On this “God” Friday, March 30, 2018, listen and meditate on the readings while playing Bach’s St. Matthew’s Passion in the background. 

Are you ready after these weeks of Lent and the Triduum, to be sent like Jesus and Mary, like Joseph and Nicodemus to perform your acts of love?

Wednesday, March 28, 2018

“He Loves His Own to the End” by Beth DeCristofaro

“He Loves His Own to the End” by Beth DeCristofaro

"This day shall be a memorial feast for you, which all your generations shall celebrate with pilgrimage to the LORD, as a perpetual institution." (Exodus 12:14)

Brothers and sisters: I received from the Lord what I also handed on to you, that the Lord Jesus, on the night he was handed over (said) …  For as often as you eat this bread and drink the cup, you proclaim the death of the Lord until he comes. (1 Corinthians 11:23-24, 26)

Before the feast of Passover, Jesus knew that his hour had come to pass from this world to the Father. He loved his own in the world and he loved them to the end. (John 13:1)

How shall I make a return to the LORD
for all the good he has done for me?
The cup of salvation I will take up,
and I will call upon the name of the LORD.
        (Psalm 116:12-13)

We have walked with Jesus through Lent much like the Chosen Twelve.  They were and we are querulous, jealous, forgetful of our pledges, misunderstanding of the signs we witness, returning again and again to our personal woes and distractions.  But walking on, turning again and again to ask “what do you mean by this Lord” and “I’ll be with you to the end, Lord.”  We try and we hang in just as they did.

The Jewish Passover begins tomorrow evening when Jews celebrate God’s  redemption of His people from slavery in Egypt.  We begin our pass-over by sharing with Jesus the Nazorean through the holy supper table, through the agony of betrayal and murder during his self sacrifice.  We culminate our journey at Jesus the Christ’s Resurrection and triumph of life over death.  We are invited to share in the cross at this holy meal again and again For as often as you eat this bread and drink the cup, you proclaim the death of the Lord until he comes.  We relive the Cross by dying to ourselves, dying to the choices rooted in temporal rewards, hoping in the presence of God when mortal life is too hard to bear.  He loves us to the end.

Msgr.
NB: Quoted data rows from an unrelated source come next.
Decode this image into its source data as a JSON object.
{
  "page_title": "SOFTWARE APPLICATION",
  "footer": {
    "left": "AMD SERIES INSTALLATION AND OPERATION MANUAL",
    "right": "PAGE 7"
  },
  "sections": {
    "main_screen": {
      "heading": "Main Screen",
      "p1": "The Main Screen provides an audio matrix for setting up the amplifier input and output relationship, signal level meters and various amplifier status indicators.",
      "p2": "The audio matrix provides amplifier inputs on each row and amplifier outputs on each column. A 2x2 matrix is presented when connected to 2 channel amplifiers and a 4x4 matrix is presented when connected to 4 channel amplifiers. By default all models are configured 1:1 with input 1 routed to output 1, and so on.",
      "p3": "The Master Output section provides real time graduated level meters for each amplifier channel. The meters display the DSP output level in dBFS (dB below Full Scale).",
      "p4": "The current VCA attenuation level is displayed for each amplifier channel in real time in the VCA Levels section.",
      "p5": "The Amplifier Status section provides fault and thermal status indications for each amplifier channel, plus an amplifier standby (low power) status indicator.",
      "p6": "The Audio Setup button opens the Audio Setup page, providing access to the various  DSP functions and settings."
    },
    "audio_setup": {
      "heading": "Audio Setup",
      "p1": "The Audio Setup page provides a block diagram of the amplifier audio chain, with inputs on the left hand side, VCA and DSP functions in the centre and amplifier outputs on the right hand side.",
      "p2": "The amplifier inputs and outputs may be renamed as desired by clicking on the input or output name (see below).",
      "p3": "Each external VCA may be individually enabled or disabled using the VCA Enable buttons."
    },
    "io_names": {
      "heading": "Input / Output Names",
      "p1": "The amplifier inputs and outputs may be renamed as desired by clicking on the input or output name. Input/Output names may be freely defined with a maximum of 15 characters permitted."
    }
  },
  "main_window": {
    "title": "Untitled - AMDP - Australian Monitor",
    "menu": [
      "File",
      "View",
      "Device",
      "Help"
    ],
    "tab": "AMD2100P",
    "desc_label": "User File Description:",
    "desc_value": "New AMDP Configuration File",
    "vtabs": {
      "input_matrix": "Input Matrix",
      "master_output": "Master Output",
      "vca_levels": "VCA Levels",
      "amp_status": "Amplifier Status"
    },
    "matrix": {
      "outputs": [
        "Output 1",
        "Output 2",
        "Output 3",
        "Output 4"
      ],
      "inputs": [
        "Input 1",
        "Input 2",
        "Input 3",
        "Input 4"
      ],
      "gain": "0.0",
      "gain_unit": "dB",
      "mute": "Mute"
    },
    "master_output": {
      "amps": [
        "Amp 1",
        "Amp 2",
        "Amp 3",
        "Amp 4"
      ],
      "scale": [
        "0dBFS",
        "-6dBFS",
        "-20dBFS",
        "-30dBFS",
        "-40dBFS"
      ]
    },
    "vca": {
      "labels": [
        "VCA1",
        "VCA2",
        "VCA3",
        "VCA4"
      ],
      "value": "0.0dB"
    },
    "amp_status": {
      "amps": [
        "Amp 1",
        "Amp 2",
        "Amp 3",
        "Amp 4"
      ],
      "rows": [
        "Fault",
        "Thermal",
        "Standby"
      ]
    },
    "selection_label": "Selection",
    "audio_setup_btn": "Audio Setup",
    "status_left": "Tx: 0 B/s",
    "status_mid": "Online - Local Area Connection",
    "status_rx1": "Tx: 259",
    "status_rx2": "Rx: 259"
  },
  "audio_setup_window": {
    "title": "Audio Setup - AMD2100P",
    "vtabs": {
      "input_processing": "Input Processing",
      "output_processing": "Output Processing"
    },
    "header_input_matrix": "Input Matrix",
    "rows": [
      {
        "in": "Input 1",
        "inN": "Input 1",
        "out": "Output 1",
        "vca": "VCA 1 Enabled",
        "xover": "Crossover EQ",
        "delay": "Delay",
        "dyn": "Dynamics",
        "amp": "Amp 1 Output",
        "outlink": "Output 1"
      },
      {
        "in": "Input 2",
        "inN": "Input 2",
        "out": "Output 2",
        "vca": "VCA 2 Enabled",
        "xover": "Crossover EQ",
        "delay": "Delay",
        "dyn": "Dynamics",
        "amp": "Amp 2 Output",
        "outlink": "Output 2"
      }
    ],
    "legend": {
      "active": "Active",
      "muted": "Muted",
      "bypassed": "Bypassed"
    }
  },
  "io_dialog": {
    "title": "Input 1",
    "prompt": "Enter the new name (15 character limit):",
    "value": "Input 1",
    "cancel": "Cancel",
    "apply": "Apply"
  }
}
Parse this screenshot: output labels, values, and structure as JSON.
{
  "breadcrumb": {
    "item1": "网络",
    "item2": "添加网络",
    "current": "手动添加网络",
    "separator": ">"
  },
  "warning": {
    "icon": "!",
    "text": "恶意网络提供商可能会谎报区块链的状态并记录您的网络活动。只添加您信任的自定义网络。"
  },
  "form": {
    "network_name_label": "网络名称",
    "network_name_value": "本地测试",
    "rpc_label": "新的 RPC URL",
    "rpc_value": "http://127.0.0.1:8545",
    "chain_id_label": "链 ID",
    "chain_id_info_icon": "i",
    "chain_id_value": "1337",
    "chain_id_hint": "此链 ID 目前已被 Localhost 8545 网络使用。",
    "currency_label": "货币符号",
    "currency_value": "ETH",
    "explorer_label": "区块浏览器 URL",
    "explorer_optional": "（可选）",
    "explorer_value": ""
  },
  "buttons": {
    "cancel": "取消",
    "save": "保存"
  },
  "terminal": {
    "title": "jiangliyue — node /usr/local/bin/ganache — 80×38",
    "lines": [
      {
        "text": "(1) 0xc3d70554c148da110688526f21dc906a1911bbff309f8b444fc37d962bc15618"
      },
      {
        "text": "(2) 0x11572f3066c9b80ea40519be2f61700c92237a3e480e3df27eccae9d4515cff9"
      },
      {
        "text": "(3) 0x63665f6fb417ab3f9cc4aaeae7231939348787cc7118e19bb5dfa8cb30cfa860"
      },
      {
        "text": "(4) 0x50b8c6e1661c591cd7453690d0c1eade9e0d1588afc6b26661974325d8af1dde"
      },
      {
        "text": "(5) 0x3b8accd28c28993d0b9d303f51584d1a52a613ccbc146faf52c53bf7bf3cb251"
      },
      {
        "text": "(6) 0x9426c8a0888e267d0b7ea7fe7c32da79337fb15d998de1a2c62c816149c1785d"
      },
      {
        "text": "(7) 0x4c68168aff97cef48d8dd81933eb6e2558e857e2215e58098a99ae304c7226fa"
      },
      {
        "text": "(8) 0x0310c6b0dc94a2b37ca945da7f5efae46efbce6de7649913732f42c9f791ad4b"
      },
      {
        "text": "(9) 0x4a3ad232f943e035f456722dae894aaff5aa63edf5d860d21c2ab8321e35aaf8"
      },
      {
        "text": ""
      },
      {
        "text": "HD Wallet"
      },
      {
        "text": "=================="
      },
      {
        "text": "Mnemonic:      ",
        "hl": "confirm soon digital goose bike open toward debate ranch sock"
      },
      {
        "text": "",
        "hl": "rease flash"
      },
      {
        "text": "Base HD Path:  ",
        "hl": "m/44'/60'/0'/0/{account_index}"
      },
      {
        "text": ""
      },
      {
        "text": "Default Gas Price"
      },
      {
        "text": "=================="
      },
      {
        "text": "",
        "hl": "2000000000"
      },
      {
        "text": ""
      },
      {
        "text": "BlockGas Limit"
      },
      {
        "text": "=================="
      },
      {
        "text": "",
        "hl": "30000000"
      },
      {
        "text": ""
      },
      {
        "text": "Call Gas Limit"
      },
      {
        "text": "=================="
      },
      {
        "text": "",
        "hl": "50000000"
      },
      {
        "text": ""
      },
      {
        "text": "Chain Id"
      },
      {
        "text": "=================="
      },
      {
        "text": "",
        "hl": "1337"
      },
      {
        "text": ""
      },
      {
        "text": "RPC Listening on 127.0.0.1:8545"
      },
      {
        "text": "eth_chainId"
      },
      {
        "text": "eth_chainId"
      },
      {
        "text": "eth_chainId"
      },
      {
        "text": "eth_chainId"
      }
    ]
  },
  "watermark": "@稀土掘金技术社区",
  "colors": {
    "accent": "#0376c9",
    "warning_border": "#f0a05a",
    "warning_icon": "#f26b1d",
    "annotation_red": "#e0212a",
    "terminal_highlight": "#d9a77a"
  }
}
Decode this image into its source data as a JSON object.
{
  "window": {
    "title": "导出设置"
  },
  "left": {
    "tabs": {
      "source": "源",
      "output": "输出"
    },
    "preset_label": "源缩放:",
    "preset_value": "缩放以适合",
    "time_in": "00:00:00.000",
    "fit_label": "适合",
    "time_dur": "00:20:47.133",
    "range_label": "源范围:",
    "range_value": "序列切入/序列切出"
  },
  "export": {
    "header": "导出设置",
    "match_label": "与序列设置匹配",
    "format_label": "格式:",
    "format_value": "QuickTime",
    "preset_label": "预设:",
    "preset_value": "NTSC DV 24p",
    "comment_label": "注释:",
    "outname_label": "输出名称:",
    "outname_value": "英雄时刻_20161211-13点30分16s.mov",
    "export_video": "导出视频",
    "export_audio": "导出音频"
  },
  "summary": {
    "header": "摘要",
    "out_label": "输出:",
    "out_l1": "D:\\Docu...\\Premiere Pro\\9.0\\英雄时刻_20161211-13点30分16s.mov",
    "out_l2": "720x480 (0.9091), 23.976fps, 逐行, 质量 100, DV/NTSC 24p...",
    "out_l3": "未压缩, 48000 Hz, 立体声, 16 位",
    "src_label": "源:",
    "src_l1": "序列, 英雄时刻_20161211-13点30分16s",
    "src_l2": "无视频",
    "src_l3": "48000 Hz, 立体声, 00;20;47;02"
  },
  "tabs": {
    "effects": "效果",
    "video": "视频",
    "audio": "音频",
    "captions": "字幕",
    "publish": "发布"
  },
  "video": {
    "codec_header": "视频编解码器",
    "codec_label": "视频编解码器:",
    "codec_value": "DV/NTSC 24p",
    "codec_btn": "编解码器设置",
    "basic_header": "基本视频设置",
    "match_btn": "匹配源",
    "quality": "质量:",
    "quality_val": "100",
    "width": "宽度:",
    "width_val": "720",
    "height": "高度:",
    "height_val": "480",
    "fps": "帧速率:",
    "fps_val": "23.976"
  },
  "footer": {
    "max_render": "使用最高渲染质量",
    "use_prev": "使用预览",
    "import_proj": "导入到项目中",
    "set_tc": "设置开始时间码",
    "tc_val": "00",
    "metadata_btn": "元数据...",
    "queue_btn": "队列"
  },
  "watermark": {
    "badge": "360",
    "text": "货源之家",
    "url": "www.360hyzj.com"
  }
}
John McIlhon wrote “Jesus embraced the discipline of the cross so that human nature might be restored to its original purpose and plan.  Christ was sent to draw us to the Father.    It is not enough to long for a new center in one’s life.  If repentance is the decision to arrange one’s life around a new (Jesus) center, then conversion, with its discipline, is the day-by-day process whereby patterns of living are rearranged and the aspirations of baptism become a reality.” [i] Lent has been an opportunity to make this passage to the new center.  The disciplines of Lent, the disciplines of conversion, can continue to center us in Jesus who loves us to the end.

Practice the discipline of being on the lookout today for moments in which Jesus invites you to partake in the feast of his body and blood by what you encounter and who enters your environment.  By our actions and responses what do we say to Him?

At the Mass of the Lord’s Supper, what will you intend as you accept the cross bearing his body and blood through the taste of bread and wine?

[i] From “Give us This Day Daily Prayer for Today’s Catholic”, March 2018, Liturgical Press, pp. 314-315.